14 comments:

Jon in Albany said...

Those look like good steak fries. Possibly stupid question: why is there a 15 minute temperature plateau at +/- 220 degrees?

Steve Finnell said...

you are invited to follow my blog

Bob delGrosso said...

Jon in Albany,
I think I must have been doing something else and so had neglected to increase the temp. It's also possible that just before the dip at the end of that plateau someone opened a door and cooled off the kitchen. This was not a highly controlled experiment. I was doing a lot of other stuff while this was running. In fact, for at least the first 15 minutes of the cooking cycle I was BSing on the phone with Pardus. :-)

Jon in Albany said...

How the hell is Pardus doing? While I've never met the guy, he did teach me how to break down a chicken a few years ago. He hasn't posted in forever...you should give him shit about that. :)

Bob delGrosso said...

Pardus is too busy working to post. And, as I've discovered, it's not easy getting worked up to do this kind of fork without the hope of financial compensation.

Kevin said...

Bob, I've seen a close relative of that method discussed twice before. I think McGee wrote the first piece. I haven't tried it though.

Scotty said...

I actually abandoned the oil blanch some time ago for a water blanch and later a microwave blanch(my first job was a fast food job with Simplot style fries). This intrigues me.

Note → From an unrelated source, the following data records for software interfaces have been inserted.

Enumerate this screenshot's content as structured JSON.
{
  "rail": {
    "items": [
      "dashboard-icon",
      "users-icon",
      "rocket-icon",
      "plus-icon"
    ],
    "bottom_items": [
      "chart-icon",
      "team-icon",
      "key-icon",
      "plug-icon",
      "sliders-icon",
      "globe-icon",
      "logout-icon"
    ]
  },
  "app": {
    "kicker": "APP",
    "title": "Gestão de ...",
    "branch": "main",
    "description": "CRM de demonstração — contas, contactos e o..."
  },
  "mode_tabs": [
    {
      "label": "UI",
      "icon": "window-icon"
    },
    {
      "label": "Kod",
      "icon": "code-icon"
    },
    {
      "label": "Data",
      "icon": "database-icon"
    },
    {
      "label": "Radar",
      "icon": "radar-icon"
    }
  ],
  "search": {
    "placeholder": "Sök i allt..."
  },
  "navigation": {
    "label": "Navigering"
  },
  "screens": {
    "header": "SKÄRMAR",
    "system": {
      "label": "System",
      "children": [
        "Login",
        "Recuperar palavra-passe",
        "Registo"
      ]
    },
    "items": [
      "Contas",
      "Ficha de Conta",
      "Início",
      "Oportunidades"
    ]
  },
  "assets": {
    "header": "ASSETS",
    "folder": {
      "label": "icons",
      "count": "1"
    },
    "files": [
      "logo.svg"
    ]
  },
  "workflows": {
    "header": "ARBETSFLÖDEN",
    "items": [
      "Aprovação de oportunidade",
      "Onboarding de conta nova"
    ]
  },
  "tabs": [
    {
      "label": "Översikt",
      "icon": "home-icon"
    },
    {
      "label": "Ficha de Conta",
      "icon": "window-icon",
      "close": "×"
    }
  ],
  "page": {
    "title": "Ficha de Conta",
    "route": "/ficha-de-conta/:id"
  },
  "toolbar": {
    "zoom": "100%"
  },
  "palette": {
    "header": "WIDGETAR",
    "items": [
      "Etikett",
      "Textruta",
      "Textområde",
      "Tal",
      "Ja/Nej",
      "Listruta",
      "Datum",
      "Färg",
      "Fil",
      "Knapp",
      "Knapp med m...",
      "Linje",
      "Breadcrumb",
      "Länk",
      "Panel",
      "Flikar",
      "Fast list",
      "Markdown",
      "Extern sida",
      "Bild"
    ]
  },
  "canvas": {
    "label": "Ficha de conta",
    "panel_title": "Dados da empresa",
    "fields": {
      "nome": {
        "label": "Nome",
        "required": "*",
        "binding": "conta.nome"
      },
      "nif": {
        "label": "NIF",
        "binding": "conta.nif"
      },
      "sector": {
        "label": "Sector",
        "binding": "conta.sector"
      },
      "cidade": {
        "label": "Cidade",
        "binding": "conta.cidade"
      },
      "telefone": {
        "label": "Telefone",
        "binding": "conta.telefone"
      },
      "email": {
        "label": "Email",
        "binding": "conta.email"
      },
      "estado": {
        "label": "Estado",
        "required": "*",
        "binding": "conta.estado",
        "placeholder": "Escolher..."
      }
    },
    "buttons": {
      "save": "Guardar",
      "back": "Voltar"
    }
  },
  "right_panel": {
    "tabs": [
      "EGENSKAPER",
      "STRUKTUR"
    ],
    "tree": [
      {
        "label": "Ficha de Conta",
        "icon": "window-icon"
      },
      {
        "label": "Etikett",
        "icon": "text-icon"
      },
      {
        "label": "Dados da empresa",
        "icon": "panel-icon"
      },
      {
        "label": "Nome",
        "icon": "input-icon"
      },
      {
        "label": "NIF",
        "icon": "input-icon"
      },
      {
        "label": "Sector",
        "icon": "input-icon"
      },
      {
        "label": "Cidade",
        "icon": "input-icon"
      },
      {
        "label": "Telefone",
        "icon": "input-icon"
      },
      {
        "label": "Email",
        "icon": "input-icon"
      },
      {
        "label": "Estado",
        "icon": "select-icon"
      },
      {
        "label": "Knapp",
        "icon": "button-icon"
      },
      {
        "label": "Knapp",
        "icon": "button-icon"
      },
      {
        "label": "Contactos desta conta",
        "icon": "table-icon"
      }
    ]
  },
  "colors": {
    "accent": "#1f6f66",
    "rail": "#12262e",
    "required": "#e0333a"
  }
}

Bob delGrosso said...

Scotty,
This is easier and safer than any method that includes a blanching step. I'm not going to say that it always produces the best fries, but then again I won't say that it does not.

Natalie Sztern said...

Looked at your spreadsheet and one thought came to mind - isn't the purpose of deep frying at a high temperature is so that the product doesn't soak up the oil? Or does the fact that the potatoe eventually crisps and that by crisping up, it purges the excess oil?

Bob delGrosso said...

Natalie
As long as there is water inside the potatoes AND they are kept hot they will not absorb much oil. Actually, the double fry method result in more oil absorption because the potatoes are allowed to cool down between the blanching and final frying steps.

Jeffrey said...

i tried this once after reading about the approach in cook's illustrated. did not turn out great, but then the fries were cut thin. maybe i will try again with thicker cut...

Bob delGrosso said...

Jeffrey,
I think if you cut them at least .25 inch thick they should be fine. Also be sure to raise the temperature often. I think it would be useful if someone (maybe me) would nail down how often the temperature should be raised given a batch of fries of X thickness.

Jeffrey said...

okay - i caught the distinction - to gradually increase the temperature actively during the process. as i first read it, the oil temperature will naturally rise itself, but the suggestion is to up the heat as the process continues.

seems to be an advanced heat transfer problem - maybe time for my engineering and cooking to combine!

Bob delGrosso said...

Jeffrey,
Yeah. The temperature of the oil will rise as water leaves the fries. However, if the temperature does not rise fast enough the water will hang around too long and turn the fries to mush. So the trick is to raise the temp during the cooking process to make sure the water is driven off relatively fast.